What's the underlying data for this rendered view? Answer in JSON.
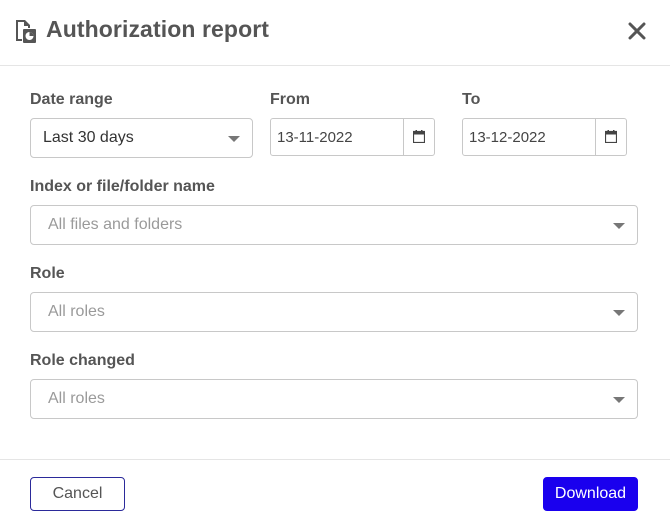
{
  "dialog": {
    "title": "Authorization report",
    "header_icon": "report-icon",
    "close_icon": "close-icon"
  },
  "form": {
    "date_range": {
      "label": "Date range",
      "value": "Last 30 days"
    },
    "from": {
      "label": "From",
      "value": "13-11-2022",
      "icon": "calendar-icon"
    },
    "to": {
      "label": "To",
      "value": "13-12-2022",
      "icon": "calendar-icon"
    },
    "index": {
      "label": "Index or file/folder name",
      "placeholder": "All files and folders"
    },
    "role": {
      "label": "Role",
      "placeholder": "All roles"
    },
    "role_changed": {
      "label": "Role changed",
      "placeholder": "All roles"
    }
  },
  "footer": {
    "cancel_label": "Cancel",
    "download_label": "Download"
  },
  "colors": {
    "primary": "#1a00ee",
    "cancel_border": "#2b2a9a",
    "label": "#555555",
    "border": "#c8c8c8"
  }
}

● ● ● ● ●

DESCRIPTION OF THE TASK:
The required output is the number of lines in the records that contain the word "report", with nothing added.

ANSWER BELOW:
2